In the fall of 2008, I spent the night on the roof of the Union Rescue Mission. From this unique perch, I saw the wall of parking garages which acted like a barrier from the up and coming downtown artist galleries and loft s
paces from the long suffering area known as Skid Row. I didn’t understand why 24 hours in Los Angeles’ skid row neighborhood was a part of an arts journalism class, but I went along.
Our group toured various organizations throughout the beleaguered neighborhood, meeting with community members and organizers. The walls of the offices were decorated with political art and posters accusing those in power of wanting to take this community away from those who have lived in it, to make way for the more desirable residents. Others, like the LAMP Community used the power of art to communicate the struggles with addiction and psychosis of residents. That experience gave me an understanding of a neighborhood struggling with addiction, crime, mental illness and in the name of the Safer Cities Initiative.
Henry Taylor is an artist that has been a member of the community long before the most recent influx of hipster artists. He has witnessed Mayor Villaragosa’s efforts first hand and paints about it in his solo exhibition at Blum & Poe in Culver City.
As you walk into the exhibition, an installation filled with discarded objects greets you. Broken beer bottles, plastic jugs and other trinkets of urban debris share the space with images of icons in black male culture. Tupac Shakur stares through the detritus from the top of a Makaveli Shoebox, an image of Kayne West torn from a magazine and a generic male in profile on the packaging for a “cool mesh” WavEnforcer Do-Rag. Taylor is showing the many facets of male identity.
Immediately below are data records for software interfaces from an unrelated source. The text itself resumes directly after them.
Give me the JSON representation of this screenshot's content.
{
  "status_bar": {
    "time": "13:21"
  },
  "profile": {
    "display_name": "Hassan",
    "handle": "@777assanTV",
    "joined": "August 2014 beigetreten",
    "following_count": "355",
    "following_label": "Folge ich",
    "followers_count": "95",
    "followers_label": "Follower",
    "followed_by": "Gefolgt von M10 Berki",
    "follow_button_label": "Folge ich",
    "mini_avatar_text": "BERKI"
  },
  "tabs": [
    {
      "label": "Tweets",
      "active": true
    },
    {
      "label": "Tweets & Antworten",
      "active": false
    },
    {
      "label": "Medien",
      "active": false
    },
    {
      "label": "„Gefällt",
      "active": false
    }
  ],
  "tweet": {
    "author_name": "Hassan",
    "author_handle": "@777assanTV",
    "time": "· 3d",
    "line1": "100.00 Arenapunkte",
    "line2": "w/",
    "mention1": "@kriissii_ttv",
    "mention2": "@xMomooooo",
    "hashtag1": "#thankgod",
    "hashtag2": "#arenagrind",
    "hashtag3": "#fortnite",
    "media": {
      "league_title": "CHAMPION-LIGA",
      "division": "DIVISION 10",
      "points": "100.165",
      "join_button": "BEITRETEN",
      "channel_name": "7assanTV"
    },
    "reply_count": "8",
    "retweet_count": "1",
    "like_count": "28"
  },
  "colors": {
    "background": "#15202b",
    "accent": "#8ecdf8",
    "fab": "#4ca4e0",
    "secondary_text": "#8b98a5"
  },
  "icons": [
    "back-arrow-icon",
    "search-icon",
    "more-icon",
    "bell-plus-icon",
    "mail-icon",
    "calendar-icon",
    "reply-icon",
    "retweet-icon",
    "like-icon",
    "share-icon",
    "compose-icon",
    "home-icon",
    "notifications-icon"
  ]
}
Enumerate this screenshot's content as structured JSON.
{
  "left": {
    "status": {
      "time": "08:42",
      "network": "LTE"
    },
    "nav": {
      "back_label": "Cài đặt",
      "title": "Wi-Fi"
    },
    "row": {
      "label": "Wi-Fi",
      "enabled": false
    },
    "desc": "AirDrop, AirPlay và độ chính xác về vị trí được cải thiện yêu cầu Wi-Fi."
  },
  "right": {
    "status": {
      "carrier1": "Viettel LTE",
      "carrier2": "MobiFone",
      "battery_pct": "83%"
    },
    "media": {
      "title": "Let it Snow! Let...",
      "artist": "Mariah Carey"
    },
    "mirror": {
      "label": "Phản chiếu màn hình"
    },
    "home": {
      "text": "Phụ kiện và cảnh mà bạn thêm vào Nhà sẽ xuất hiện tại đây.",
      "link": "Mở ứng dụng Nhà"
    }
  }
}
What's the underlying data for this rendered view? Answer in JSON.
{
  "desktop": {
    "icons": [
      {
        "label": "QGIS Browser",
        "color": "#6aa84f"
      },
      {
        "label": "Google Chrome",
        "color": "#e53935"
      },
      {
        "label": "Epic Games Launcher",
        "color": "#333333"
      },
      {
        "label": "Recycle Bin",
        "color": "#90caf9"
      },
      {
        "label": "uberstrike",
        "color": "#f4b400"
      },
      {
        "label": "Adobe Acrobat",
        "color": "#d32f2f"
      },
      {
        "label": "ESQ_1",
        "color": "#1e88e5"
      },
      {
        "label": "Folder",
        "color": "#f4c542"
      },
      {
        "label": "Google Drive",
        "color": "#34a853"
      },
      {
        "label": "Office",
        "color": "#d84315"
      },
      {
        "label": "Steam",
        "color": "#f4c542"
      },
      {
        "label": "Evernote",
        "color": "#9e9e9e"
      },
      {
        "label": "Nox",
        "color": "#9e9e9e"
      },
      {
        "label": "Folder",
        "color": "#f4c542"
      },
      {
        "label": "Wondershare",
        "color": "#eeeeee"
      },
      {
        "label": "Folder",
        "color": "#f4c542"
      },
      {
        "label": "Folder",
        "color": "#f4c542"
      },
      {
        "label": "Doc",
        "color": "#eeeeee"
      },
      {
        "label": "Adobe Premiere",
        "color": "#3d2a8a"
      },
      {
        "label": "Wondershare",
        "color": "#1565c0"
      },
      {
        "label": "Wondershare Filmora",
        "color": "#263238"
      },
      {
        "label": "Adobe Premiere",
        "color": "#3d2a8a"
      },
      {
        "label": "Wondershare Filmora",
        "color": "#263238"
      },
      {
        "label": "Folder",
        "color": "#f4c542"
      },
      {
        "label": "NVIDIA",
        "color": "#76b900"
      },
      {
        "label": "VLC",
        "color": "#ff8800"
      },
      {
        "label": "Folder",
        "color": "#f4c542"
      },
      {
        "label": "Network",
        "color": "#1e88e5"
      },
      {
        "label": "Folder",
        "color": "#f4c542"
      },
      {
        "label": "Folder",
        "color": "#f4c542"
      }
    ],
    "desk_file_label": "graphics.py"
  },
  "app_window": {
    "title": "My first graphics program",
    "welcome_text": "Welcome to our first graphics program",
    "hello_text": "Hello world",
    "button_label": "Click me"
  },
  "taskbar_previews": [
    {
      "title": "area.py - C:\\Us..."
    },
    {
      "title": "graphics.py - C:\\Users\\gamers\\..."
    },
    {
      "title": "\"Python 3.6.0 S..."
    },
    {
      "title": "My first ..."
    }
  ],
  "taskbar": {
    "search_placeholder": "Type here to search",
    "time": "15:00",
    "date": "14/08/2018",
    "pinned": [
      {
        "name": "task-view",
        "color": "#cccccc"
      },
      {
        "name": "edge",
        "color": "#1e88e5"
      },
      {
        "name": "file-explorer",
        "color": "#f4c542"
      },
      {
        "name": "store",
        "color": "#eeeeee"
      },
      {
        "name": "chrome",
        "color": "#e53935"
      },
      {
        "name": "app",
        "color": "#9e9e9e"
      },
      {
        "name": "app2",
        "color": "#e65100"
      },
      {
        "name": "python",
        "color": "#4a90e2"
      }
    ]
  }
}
The text ‘Warning Shots Not Required‘ boldly covers a painting that takes up an entire wall of the exhibition. A man in a white t-shirt and picked fro in the foreground stares you down. We are forced to judge if he is someone to needs to be cleaned off those streets are protected by the controversial initiative.
That same text appears in a less bold script out side the window of a couple on their couch living their part of the American dream. Children are in the distance playing. The dream or lack there of, is definitely a part of this show.
Taylor’s paintings are strong, clear in their ideas. A male figure created of a painted outline stands with the star of the Sheriff’s Department looming over his shoulder, a not so subtle statement of how a man on the streets of skid row is viewed by those passing by. Another set of paintings has two faceless men in suits and fedoras with battered chair backs above the canvases address the past with fondness and respect.
The women in Taylor’s paintings are strong, if a little simplistic. An athletic woman wearing a Tuskegee track uniform leaps over a hurtle, another wearing a white one-piece swimsuit and heels stands tall on a beach.
The children in his paintings are innocent, full of all the hopes life has to offer without the social challenges of growing up in a neighborhood where perceptions seem to have a powerful effect on their future.
Henry Taylor’s solo exhibition is on view at the Blume & Poe Gallery (2727 S La Cienega Blvd, Los Angeles, CA) through May 7, 2011.
******Bonus*****- When you are there, walk across the hall and peer into the locked gallery where a Takashi Murakami commands the room.